PROBLEM DESCRIPTION: Copy the lines below exactly. No picture goes into the copy.

Page and application data records
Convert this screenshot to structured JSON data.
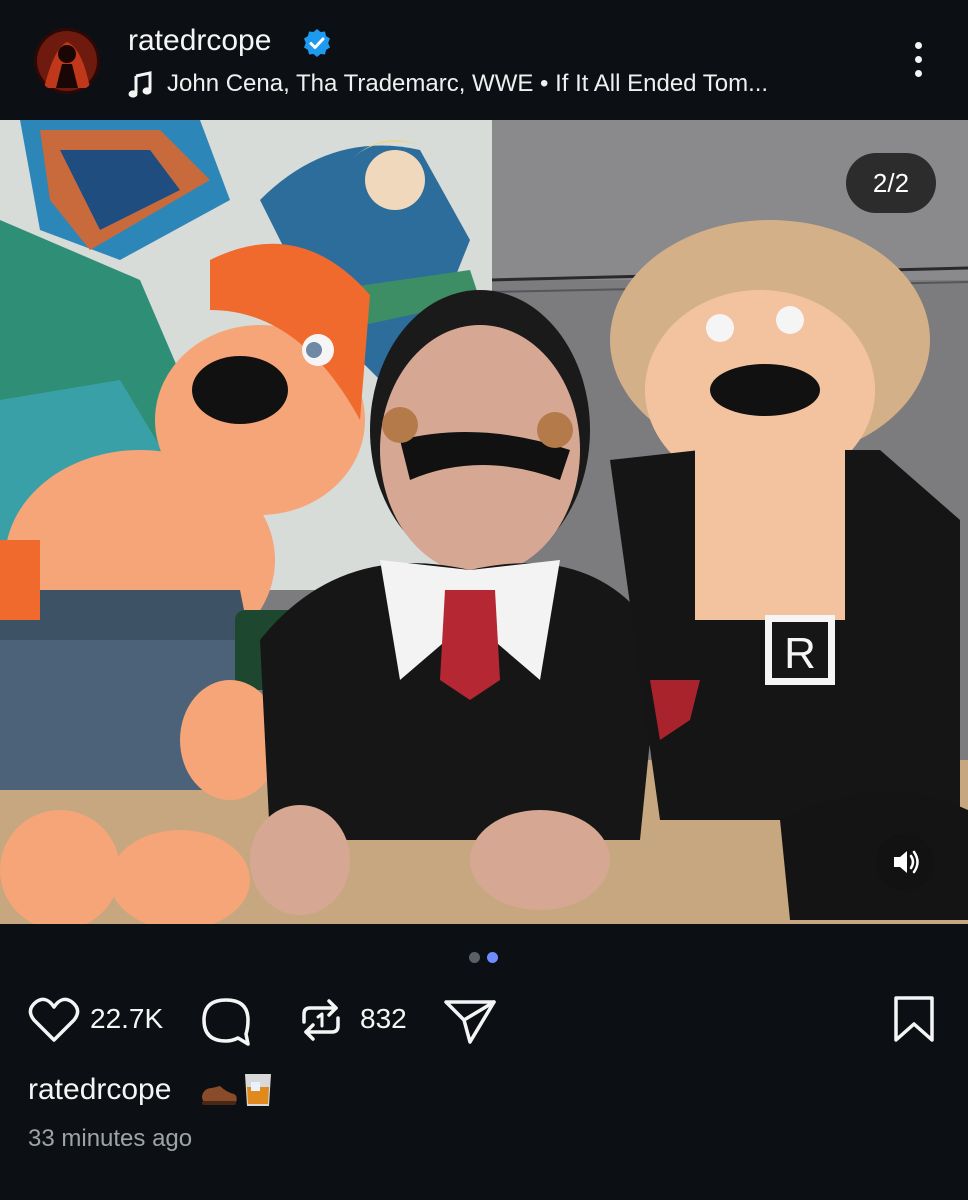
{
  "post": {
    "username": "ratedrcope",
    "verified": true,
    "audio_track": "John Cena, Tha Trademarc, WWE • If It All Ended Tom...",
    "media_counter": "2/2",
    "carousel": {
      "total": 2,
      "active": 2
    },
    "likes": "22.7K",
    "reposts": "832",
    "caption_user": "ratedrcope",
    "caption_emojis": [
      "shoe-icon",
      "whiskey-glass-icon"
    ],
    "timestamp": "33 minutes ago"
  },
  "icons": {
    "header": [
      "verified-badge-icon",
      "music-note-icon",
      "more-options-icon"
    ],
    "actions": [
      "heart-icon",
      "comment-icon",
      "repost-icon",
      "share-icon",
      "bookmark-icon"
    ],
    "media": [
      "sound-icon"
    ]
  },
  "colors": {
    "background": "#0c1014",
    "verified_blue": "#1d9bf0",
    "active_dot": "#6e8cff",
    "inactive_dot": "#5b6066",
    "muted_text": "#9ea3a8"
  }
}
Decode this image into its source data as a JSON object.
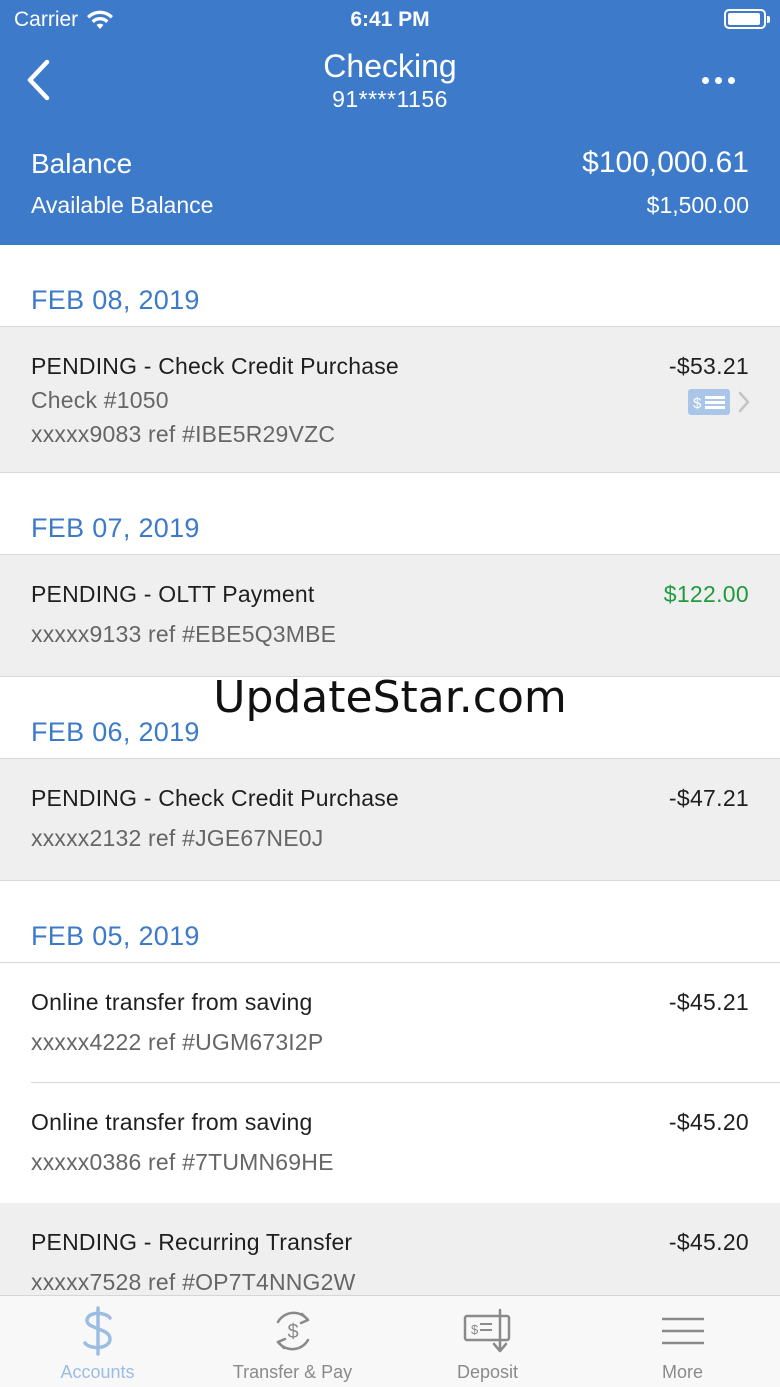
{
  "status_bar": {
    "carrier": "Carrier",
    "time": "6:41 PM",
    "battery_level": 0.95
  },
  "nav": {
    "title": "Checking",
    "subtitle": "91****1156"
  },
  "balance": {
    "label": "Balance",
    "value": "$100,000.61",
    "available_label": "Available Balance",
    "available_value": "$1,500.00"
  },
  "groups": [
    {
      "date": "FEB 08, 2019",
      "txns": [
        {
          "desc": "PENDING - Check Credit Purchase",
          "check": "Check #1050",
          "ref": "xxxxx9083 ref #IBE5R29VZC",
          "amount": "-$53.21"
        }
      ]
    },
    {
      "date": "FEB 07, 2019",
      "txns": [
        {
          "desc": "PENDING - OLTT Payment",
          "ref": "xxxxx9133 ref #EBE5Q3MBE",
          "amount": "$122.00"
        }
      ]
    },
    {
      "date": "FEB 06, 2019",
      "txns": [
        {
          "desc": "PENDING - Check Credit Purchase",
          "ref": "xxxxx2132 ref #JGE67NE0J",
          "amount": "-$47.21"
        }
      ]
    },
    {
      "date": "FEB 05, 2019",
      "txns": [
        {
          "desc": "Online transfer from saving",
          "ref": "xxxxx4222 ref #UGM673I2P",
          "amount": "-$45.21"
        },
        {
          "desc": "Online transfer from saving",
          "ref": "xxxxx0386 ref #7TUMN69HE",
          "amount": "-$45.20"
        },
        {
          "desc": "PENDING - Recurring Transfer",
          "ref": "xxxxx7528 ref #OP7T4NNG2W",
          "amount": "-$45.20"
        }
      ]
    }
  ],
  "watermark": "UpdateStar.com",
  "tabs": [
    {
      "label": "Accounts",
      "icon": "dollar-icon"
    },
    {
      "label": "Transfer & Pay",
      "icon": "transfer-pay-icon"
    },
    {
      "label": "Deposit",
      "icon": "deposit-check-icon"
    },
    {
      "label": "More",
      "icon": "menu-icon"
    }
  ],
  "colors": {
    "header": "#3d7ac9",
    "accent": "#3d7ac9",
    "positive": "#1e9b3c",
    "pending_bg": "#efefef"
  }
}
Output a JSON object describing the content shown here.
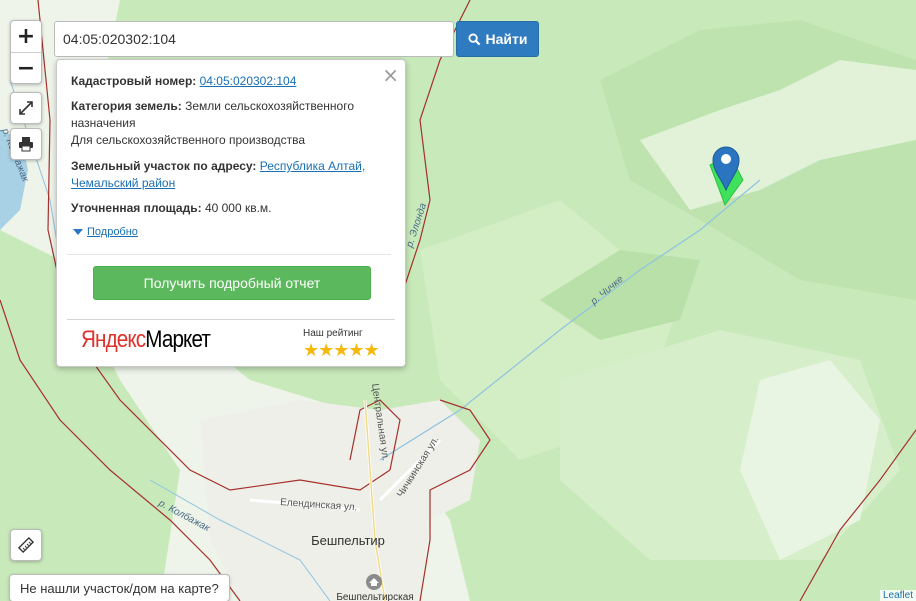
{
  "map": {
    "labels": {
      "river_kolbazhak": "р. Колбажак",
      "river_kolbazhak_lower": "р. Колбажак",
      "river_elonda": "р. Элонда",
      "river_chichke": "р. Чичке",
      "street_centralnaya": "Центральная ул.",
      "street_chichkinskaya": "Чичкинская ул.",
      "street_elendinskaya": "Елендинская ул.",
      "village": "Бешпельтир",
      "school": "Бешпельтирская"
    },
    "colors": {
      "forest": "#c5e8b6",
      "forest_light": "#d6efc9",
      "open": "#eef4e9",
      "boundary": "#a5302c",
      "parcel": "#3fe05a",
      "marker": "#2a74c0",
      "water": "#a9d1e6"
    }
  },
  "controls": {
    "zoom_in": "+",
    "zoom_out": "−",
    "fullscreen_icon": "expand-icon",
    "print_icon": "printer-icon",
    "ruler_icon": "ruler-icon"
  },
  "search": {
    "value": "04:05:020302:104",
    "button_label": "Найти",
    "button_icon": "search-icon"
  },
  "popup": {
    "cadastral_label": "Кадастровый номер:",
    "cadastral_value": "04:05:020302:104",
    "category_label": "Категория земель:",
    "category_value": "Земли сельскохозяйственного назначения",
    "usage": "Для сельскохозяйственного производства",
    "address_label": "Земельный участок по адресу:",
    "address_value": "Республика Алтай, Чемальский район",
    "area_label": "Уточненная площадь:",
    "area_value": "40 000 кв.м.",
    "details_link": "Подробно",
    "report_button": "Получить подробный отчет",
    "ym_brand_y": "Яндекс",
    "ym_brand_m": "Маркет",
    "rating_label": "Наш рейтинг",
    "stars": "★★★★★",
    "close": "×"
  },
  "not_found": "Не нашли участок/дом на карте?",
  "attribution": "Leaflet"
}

ANSWER SPACE:
Convert this screenshot to structured JSON data.
{
  "post": {
    "username": "ratedrcope",
    "verified": true,
    "audio_track": "John Cena, Tha Trademarc, WWE • If It All Ended Tom...",
    "media_counter": "2/2",
    "carousel": {
      "total": 2,
      "active": 2
    },
    "likes": "22.7K",
    "reposts": "832",
    "caption_user": "ratedrcope",
    "caption_emojis": [
      "shoe-icon",
      "whiskey-glass-icon"
    ],
    "timestamp": "33 minutes ago"
  },
  "icons": {
    "header": [
      "verified-badge-icon",
      "music-note-icon",
      "more-options-icon"
    ],
    "actions": [
      "heart-icon",
      "comment-icon",
      "repost-icon",
      "share-icon",
      "bookmark-icon"
    ],
    "media": [
      "sound-icon"
    ]
  },
  "colors": {
    "background": "#0c1014",
    "verified_blue": "#1d9bf0",
    "active_dot": "#6e8cff",
    "inactive_dot": "#5b6066",
    "muted_text": "#9ea3a8"
  }
}
Decode this image into its source data as a JSON object.
{
  "status_bar": {
    "carrier": "Carrier",
    "time": "6:41 PM",
    "battery_level": 0.95
  },
  "nav": {
    "title": "Checking",
    "subtitle": "91****1156"
  },
  "balance": {
    "label": "Balance",
    "value": "$100,000.61",
    "available_label": "Available Balance",
    "available_value": "$1,500.00"
  },
  "groups": [
    {
      "date": "FEB 08, 2019",
      "txns": [
        {
          "desc": "PENDING - Check Credit Purchase",
          "check": "Check #1050",
          "ref": "xxxxx9083 ref #IBE5R29VZC",
          "amount": "-$53.21"
        }
      ]
    },
    {
      "date": "FEB 07, 2019",
      "txns": [
        {
          "desc": "PENDING - OLTT Payment",
          "ref": "xxxxx9133 ref #EBE5Q3MBE",
          "amount": "$122.00"
        }
      ]
    },
    {
      "date": "FEB 06, 2019",
      "txns": [
        {
          "desc": "PENDING - Check Credit Purchase",
          "ref": "xxxxx2132 ref #JGE67NE0J",
          "amount": "-$47.21"
        }
      ]
    },
    {
      "date": "FEB 05, 2019",
      "txns": [
        {
          "desc": "Online transfer from saving",
          "ref": "xxxxx4222 ref #UGM673I2P",
          "amount": "-$45.21"
        },
        {
          "desc": "Online transfer from saving",
          "ref": "xxxxx0386 ref #7TUMN69HE",
          "amount": "-$45.20"
        },
        {
          "desc": "PENDING - Recurring Transfer",
          "ref": "xxxxx7528 ref #OP7T4NNG2W",
          "amount": "-$45.20"
        }
      ]
    }
  ],
  "watermark": "UpdateStar.com",
  "tabs": [
    {
      "label": "Accounts",
      "icon": "dollar-icon"
    },
    {
      "label": "Transfer & Pay",
      "icon": "transfer-pay-icon"
    },
    {
      "label": "Deposit",
      "icon": "deposit-check-icon"
    },
    {
      "label": "More",
      "icon": "menu-icon"
    }
  ],
  "colors": {
    "header": "#3d7ac9",
    "accent": "#3d7ac9",
    "positive": "#1e9b3c",
    "pending_bg": "#efefef"
  }
}
Output a JSON object describing the content shown here.
{
  "map": {
    "labels": {
      "river_kolbazhak": "р. Колбажак",
      "river_kolbazhak_lower": "р. Колбажак",
      "river_elonda": "р. Элонда",
      "river_chichke": "р. Чичке",
      "street_centralnaya": "Центральная ул.",
      "street_chichkinskaya": "Чичкинская ул.",
      "street_elendinskaya": "Елендинская ул.",
      "village": "Бешпельтир",
      "school": "Бешпельтирская"
    },
    "colors": {
      "forest": "#c5e8b6",
      "forest_light": "#d6efc9",
      "open": "#eef4e9",
      "boundary": "#a5302c",
      "parcel": "#3fe05a",
      "marker": "#2a74c0",
      "water": "#a9d1e6"
    }
  },
  "controls": {
    "zoom_in": "+",
    "zoom_out": "−",
    "fullscreen_icon": "expand-icon",
    "print_icon": "printer-icon",
    "ruler_icon": "ruler-icon"
  },
  "search": {
    "value": "04:05:020302:104",
    "button_label": "Найти",
    "button_icon": "search-icon"
  },
  "popup": {
    "cadastral_label": "Кадастровый номер:",
    "cadastral_value": "04:05:020302:104",
    "category_label": "Категория земель:",
    "category_value": "Земли сельскохозяйственного назначения",
    "usage": "Для сельскохозяйственного производства",
    "address_label": "Земельный участок по адресу:",
    "address_value": "Республика Алтай, Чемальский район",
    "area_label": "Уточненная площадь:",
    "area_value": "40 000 кв.м.",
    "details_link": "Подробно",
    "report_button": "Получить подробный отчет",
    "ym_brand_y": "Яндекс",
    "ym_brand_m": "Маркет",
    "rating_label": "Наш рейтинг",
    "stars": "★★★★★",
    "close": "×"
  },
  "not_found": "Не нашли участок/дом на карте?",
  "attribution": "Leaflet"
}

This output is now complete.